Hemp he adds is naturally resistant to pests, reducing the use of pesticides which helps conserve pollinators. By keeping pollinators safe, hemp also helps increase plant diversity. Carbon dioxide is said to account for more than eighty percent of greenhouse gas emissions. Since most of these emissions come from burning fossil fuels, one of the ways to reduce it is by switching to zero-carbon energy sources such as hemp. In his presentation, Dulon attributes hemp’s ability to help the soil to not just  its strong and deep rooting of the soil, but also being able to pull huge quantities of C02 out of the atmosphere to improve the soil and the atmosphere.

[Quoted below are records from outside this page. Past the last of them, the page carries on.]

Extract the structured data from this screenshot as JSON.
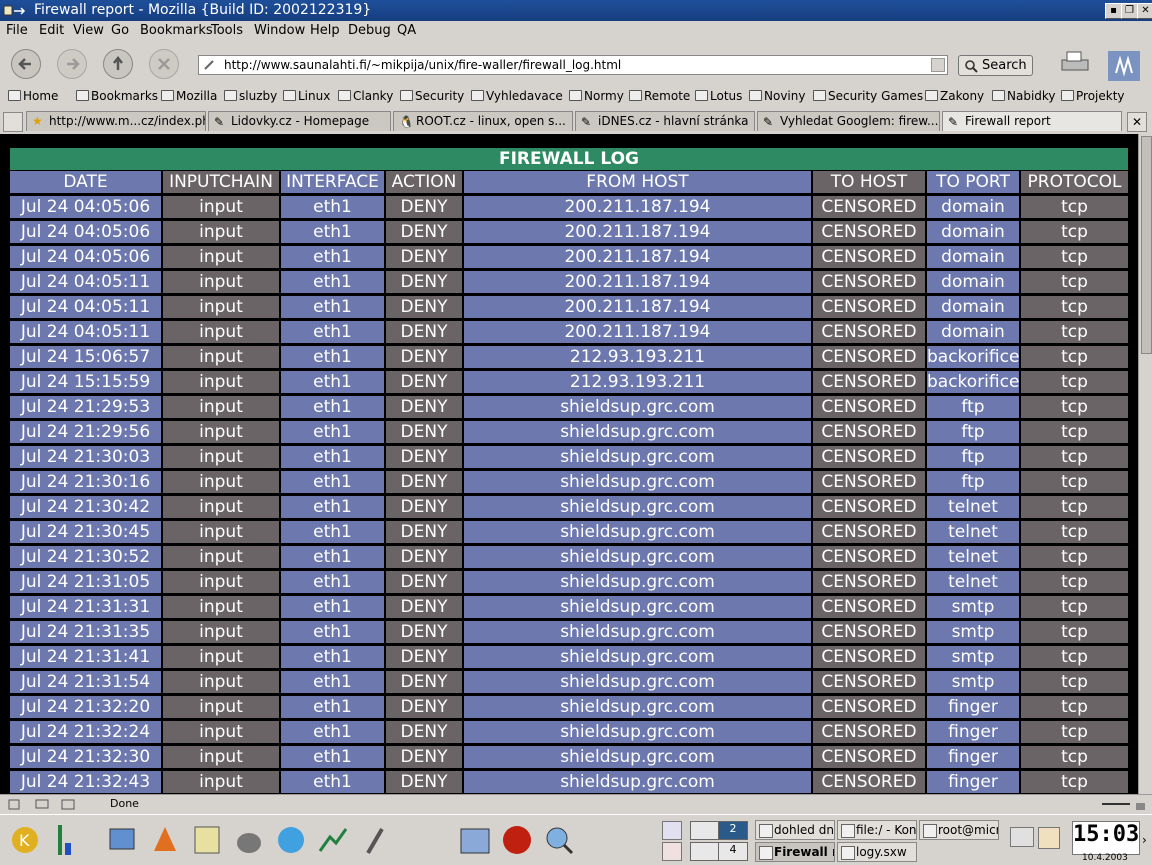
{
  "window": {
    "title": "Firewall report - Mozilla {Build ID: 2002122319}"
  },
  "menu": [
    "File",
    "Edit",
    "View",
    "Go",
    "Bookmarks",
    "Tools",
    "Window",
    "Help",
    "Debug",
    "QA"
  ],
  "nav": {
    "url": "http://www.saunalahti.fi/~mikpija/unix/fire-waller/firewall_log.html",
    "search_label": "Search"
  },
  "bookmarks": [
    "Home",
    "Bookmarks",
    "Mozilla",
    "sluzby",
    "Linux",
    "Clanky",
    "Security",
    "Vyhledavace",
    "Normy",
    "Remote",
    "Lotus",
    "Noviny",
    "Security Games",
    "Zakony",
    "Nabidky",
    "Projekty"
  ],
  "tabs": [
    "http://www.m...cz/index.php",
    "Lidovky.cz - Homepage",
    "ROOT.cz - linux, open s...",
    "iDNES.cz - hlavní stránka",
    "Vyhledat Googlem: firew...",
    "Firewall report"
  ],
  "page": {
    "title": "FIREWALL LOG",
    "columns": [
      "DATE",
      "INPUTCHAIN",
      "INTERFACE",
      "ACTION",
      "FROM HOST",
      "TO HOST",
      "TO PORT",
      "PROTOCOL"
    ],
    "rows": [
      [
        "Jul 24 04:05:06",
        "input",
        "eth1",
        "DENY",
        "200.211.187.194",
        "CENSORED",
        "domain",
        "tcp"
      ],
      [
        "Jul 24 04:05:06",
        "input",
        "eth1",
        "DENY",
        "200.211.187.194",
        "CENSORED",
        "domain",
        "tcp"
      ],
      [
        "Jul 24 04:05:06",
        "input",
        "eth1",
        "DENY",
        "200.211.187.194",
        "CENSORED",
        "domain",
        "tcp"
      ],
      [
        "Jul 24 04:05:11",
        "input",
        "eth1",
        "DENY",
        "200.211.187.194",
        "CENSORED",
        "domain",
        "tcp"
      ],
      [
        "Jul 24 04:05:11",
        "input",
        "eth1",
        "DENY",
        "200.211.187.194",
        "CENSORED",
        "domain",
        "tcp"
      ],
      [
        "Jul 24 04:05:11",
        "input",
        "eth1",
        "DENY",
        "200.211.187.194",
        "CENSORED",
        "domain",
        "tcp"
      ],
      [
        "Jul 24 15:06:57",
        "input",
        "eth1",
        "DENY",
        "212.93.193.211",
        "CENSORED",
        "backorifice",
        "tcp"
      ],
      [
        "Jul 24 15:15:59",
        "input",
        "eth1",
        "DENY",
        "212.93.193.211",
        "CENSORED",
        "backorifice",
        "tcp"
      ],
      [
        "Jul 24 21:29:53",
        "input",
        "eth1",
        "DENY",
        "shieldsup.grc.com",
        "CENSORED",
        "ftp",
        "tcp"
      ],
      [
        "Jul 24 21:29:56",
        "input",
        "eth1",
        "DENY",
        "shieldsup.grc.com",
        "CENSORED",
        "ftp",
        "tcp"
      ],
      [
        "Jul 24 21:30:03",
        "input",
        "eth1",
        "DENY",
        "shieldsup.grc.com",
        "CENSORED",
        "ftp",
        "tcp"
      ],
      [
        "Jul 24 21:30:16",
        "input",
        "eth1",
        "DENY",
        "shieldsup.grc.com",
        "CENSORED",
        "ftp",
        "tcp"
      ],
      [
        "Jul 24 21:30:42",
        "input",
        "eth1",
        "DENY",
        "shieldsup.grc.com",
        "CENSORED",
        "telnet",
        "tcp"
      ],
      [
        "Jul 24 21:30:45",
        "input",
        "eth1",
        "DENY",
        "shieldsup.grc.com",
        "CENSORED",
        "telnet",
        "tcp"
      ],
      [
        "Jul 24 21:30:52",
        "input",
        "eth1",
        "DENY",
        "shieldsup.grc.com",
        "CENSORED",
        "telnet",
        "tcp"
      ],
      [
        "Jul 24 21:31:05",
        "input",
        "eth1",
        "DENY",
        "shieldsup.grc.com",
        "CENSORED",
        "telnet",
        "tcp"
      ],
      [
        "Jul 24 21:31:31",
        "input",
        "eth1",
        "DENY",
        "shieldsup.grc.com",
        "CENSORED",
        "smtp",
        "tcp"
      ],
      [
        "Jul 24 21:31:35",
        "input",
        "eth1",
        "DENY",
        "shieldsup.grc.com",
        "CENSORED",
        "smtp",
        "tcp"
      ],
      [
        "Jul 24 21:31:41",
        "input",
        "eth1",
        "DENY",
        "shieldsup.grc.com",
        "CENSORED",
        "smtp",
        "tcp"
      ],
      [
        "Jul 24 21:31:54",
        "input",
        "eth1",
        "DENY",
        "shieldsup.grc.com",
        "CENSORED",
        "smtp",
        "tcp"
      ],
      [
        "Jul 24 21:32:20",
        "input",
        "eth1",
        "DENY",
        "shieldsup.grc.com",
        "CENSORED",
        "finger",
        "tcp"
      ],
      [
        "Jul 24 21:32:24",
        "input",
        "eth1",
        "DENY",
        "shieldsup.grc.com",
        "CENSORED",
        "finger",
        "tcp"
      ],
      [
        "Jul 24 21:32:30",
        "input",
        "eth1",
        "DENY",
        "shieldsup.grc.com",
        "CENSORED",
        "finger",
        "tcp"
      ],
      [
        "Jul 24 21:32:43",
        "input",
        "eth1",
        "DENY",
        "shieldsup.grc.com",
        "CENSORED",
        "finger",
        "tcp"
      ]
    ]
  },
  "status": {
    "text": "Done"
  },
  "taskbar": {
    "desktops": [
      "2",
      "4"
    ],
    "tasks": [
      "dohled dn",
      "file:/ - Kon",
      "root@micr",
      "Firewall r",
      "logy.sxw"
    ],
    "clock": "15:03",
    "date": "10.4.2003"
  },
  "colors": {
    "title_bar": "#1f4f9a",
    "header_green": "#2e8a62",
    "cell_blue": "#6c78ae",
    "cell_gray": "#6a6466"
  }
}
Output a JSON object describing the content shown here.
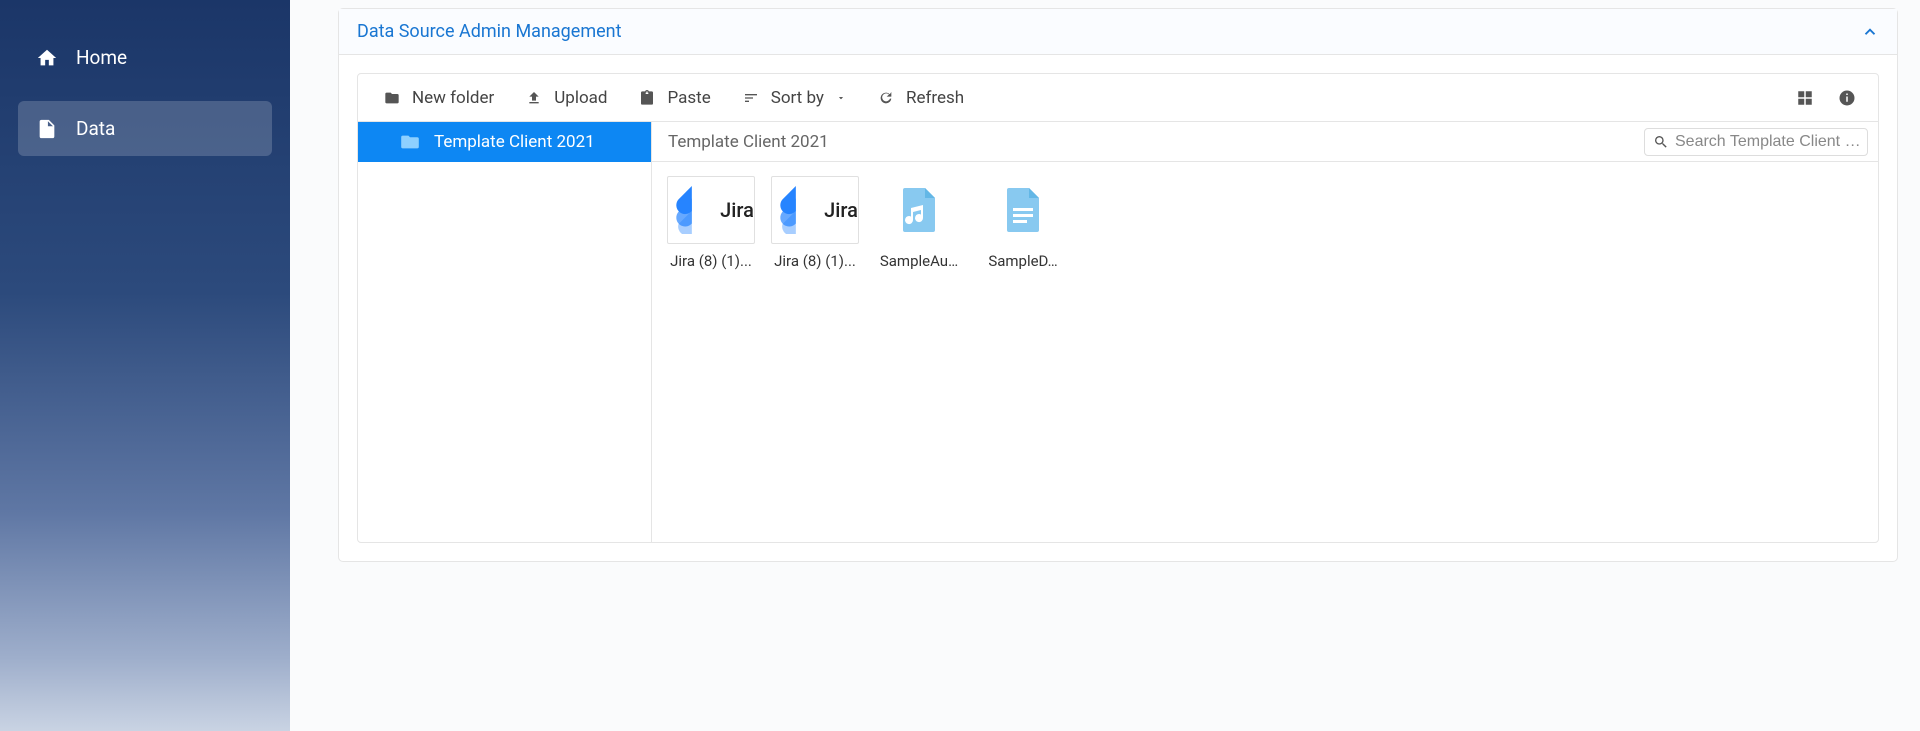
{
  "sidebar": {
    "items": [
      {
        "label": "Home",
        "icon": "home",
        "active": false
      },
      {
        "label": "Data",
        "icon": "file",
        "active": true
      }
    ]
  },
  "panel": {
    "title": "Data Source Admin Management"
  },
  "toolbar": {
    "new_folder": "New folder",
    "upload": "Upload",
    "paste": "Paste",
    "sort_by": "Sort by",
    "refresh": "Refresh"
  },
  "tree": {
    "items": [
      {
        "label": "Template Client 2021",
        "selected": true
      }
    ]
  },
  "breadcrumb": {
    "path": "Template Client 2021"
  },
  "search": {
    "placeholder": "Search Template Client …"
  },
  "files": [
    {
      "name": "Jira (8) (1)...",
      "type": "jira"
    },
    {
      "name": "Jira (8) (1)...",
      "type": "jira"
    },
    {
      "name": "SampleAu…",
      "type": "audio"
    },
    {
      "name": "SampleD…",
      "type": "doc"
    }
  ]
}
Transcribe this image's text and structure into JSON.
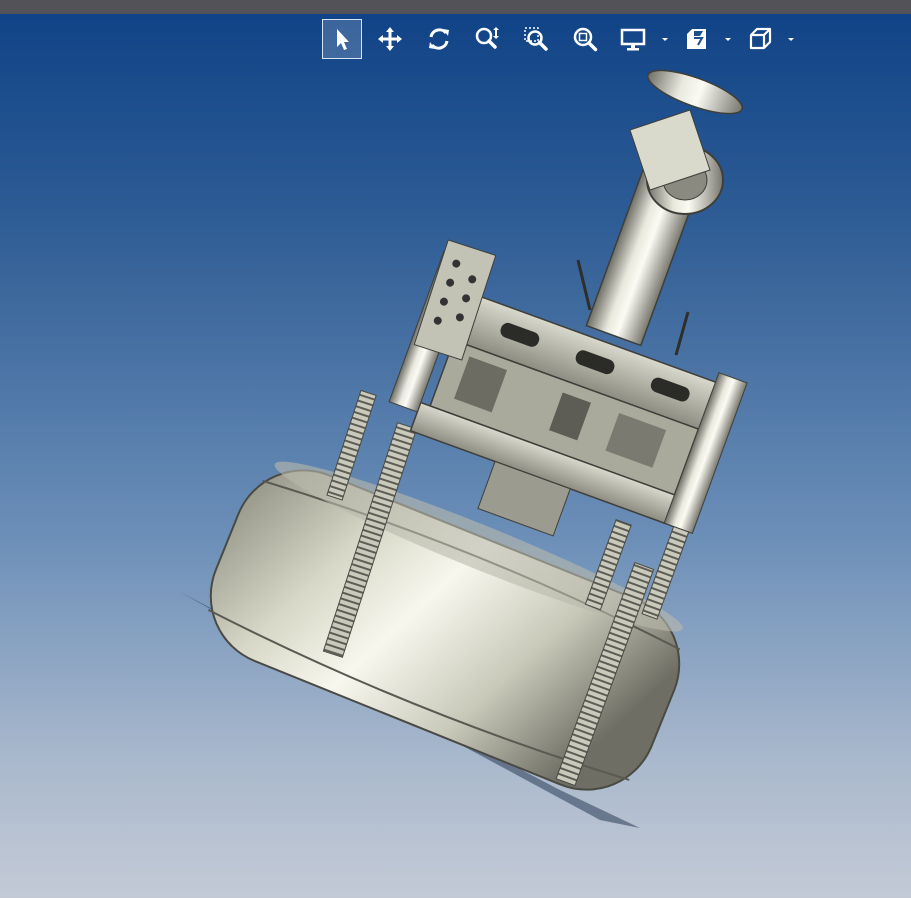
{
  "colors": {
    "background_top": "#0e4186",
    "background_bottom": "#c3cad6",
    "topbar": "#525258",
    "icon": "#ffffff"
  },
  "toolbar": {
    "tools": [
      {
        "name": "select",
        "icon": "arrow-pointer-icon",
        "active": true
      },
      {
        "name": "pan",
        "icon": "move-arrows-icon",
        "active": false
      },
      {
        "name": "rotate",
        "icon": "rotate-icon",
        "active": false
      },
      {
        "name": "zoom-in-out",
        "icon": "zoom-in-out-icon",
        "active": false
      },
      {
        "name": "zoom-area",
        "icon": "zoom-area-icon",
        "active": false
      },
      {
        "name": "zoom-to-fit",
        "icon": "zoom-fit-icon",
        "active": false
      },
      {
        "name": "display-style",
        "icon": "monitor-icon",
        "active": false,
        "dropdown": true
      },
      {
        "name": "section-view",
        "icon": "section-view-icon",
        "active": false,
        "dropdown": true
      },
      {
        "name": "view-orientation",
        "icon": "cube-icon",
        "active": false,
        "dropdown": true
      }
    ]
  }
}
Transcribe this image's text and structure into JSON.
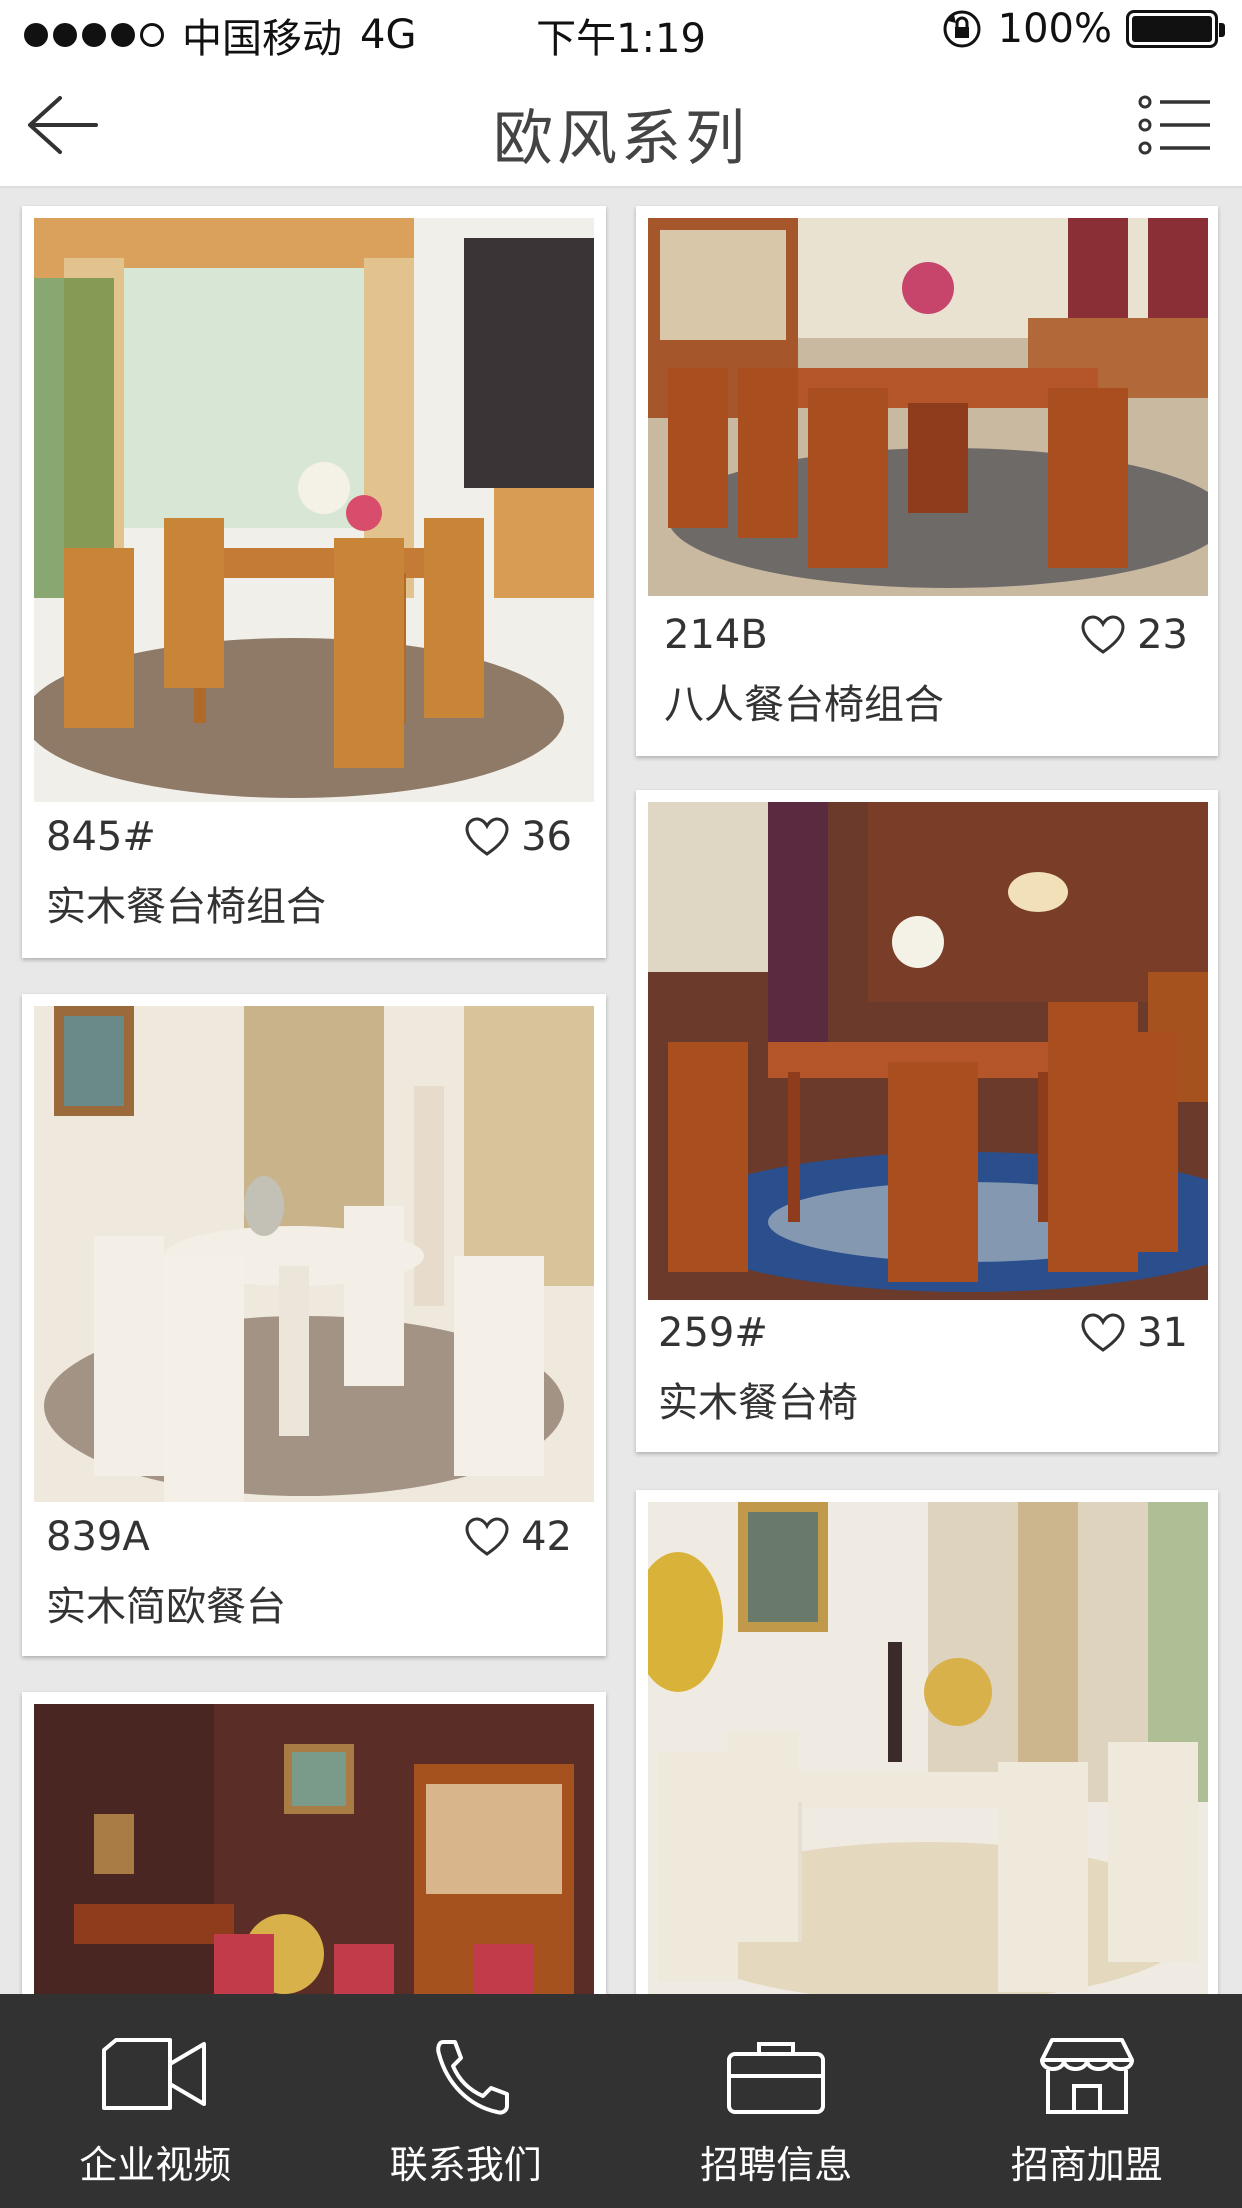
{
  "status_bar": {
    "carrier": "中国移动",
    "network": "4G",
    "time": "下午1:19",
    "battery": "100%"
  },
  "navbar": {
    "title": "欧风系列",
    "back_icon": "arrow-left-icon",
    "menu_icon": "list-icon"
  },
  "products": [
    {
      "code": "845#",
      "likes": "36",
      "name": "实木餐台椅组合"
    },
    {
      "code": "214B",
      "likes": "23",
      "name": "八人餐台椅组合"
    },
    {
      "code": "839A",
      "likes": "42",
      "name": "实木简欧餐台"
    },
    {
      "code": "259#",
      "likes": "31",
      "name": "实木餐台椅"
    }
  ],
  "tabs": [
    {
      "label": "企业视频",
      "icon": "video-camera-icon"
    },
    {
      "label": "联系我们",
      "icon": "phone-icon"
    },
    {
      "label": "招聘信息",
      "icon": "briefcase-icon"
    },
    {
      "label": "招商加盟",
      "icon": "store-icon"
    }
  ],
  "colors": {
    "background": "#e8e8e8",
    "tabbar": "#323232",
    "card": "#ffffff"
  }
}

Research estimates that for every one hectare of industrial hemp grown, about twenty tons of carbon dioxide is eliminated from the atmosphere. Dulon’s Hanf Farm, which produces hemp blossoms & leaves, seeds and various flours and powders taps into hemp’s versatility by making economical use of the whole plant. With a mission to «take ecological, social and economical aspects into consideration without exception during the entire production process starting at the beginning of growing hemp» , Hanf Farm’s regenerative approach is based on a combination of organic agriculture, research and studies into carbon farming and using everything from hemp seeds to leaves and straw as rapidly renewable raw materials.

EIHA manifesto

Hemp focuses on developing the soil and reversing any prior destruction or erosion

Dulon explains that some limits to growth of hemp cultivation continue to exist. Until 1996, hemp wasn’t grown for commercial use in the United States due to its negative public perception and relation to cannabis. Though the rules around hemp cultivation have been changing over the past few years, there are still obstacles that disrupt the industrial hemp sector particularly in relation to markets and regulation of the crop in Europe. About the misconception that hemp is toxic and its impact he says, «There are sales bans, confiscations and court cases all over Europe related to hemp food and CBD products», adding that such actions from authorities are causing problems for everyone involved in the hemp industry from farmers to processors and traders.

Delving further into the issues in hemp cultivation, he explains how despite hemp-derived CBD ingredients, including plant extracts or isolates becoming popular for use in foods, beverages, and food supplements due to low levels of THC and health benefits such as stress relief and mood enhancement, the regulatory status of hemp and CBD as a food ingredient is still developing. Though Dulon’s presentation highlights that «the European Food Safety Authority’s recommendation for THC intake is outdated and unnecessarily strict and that novel food regulations are often comprehensible», the current regulatory status and trends regarding CBD as a food ingredient means that companies have to be aware of the requirements of food safety and public health of CBD as an ingredient in order to identify challenges and opportunities when planning marketing strategies. 

Quoting scientist Charles E Kellogg, «there is no soil without life and no life without soil. They both evolve together», Dulon concluded his presentation with the message that hemp has several eco-friendly and sustainable uses that allows it to be applied as a regenerative farming approach. With a focus on developing soil rather than destroying it, regenerative hemp cultivation helps restore soil health which has been degraded over the years due to poor agricultural and industrial practices and promotes a healthier ecosystem by rebuilding and maintaining the soil organic matter through holistic farming. Hemp agriculture promotes healthy soil which in turn grows healthy food and improves the health of people. 

EIHA Conference

The annual EIHA conference is established as the largest meeting of experts on industrial hemp in Europe and worldwide. Lampoon Magazine works as a Media Partner, supporting EIHA.

Malvika Padin

The writer does not work for, consult, own shares in or receive funding from any company or organization that would benefit from this article.

SHARE
Facebook
LinkedIn
Pinterest
Email
WhatsApp
Twitter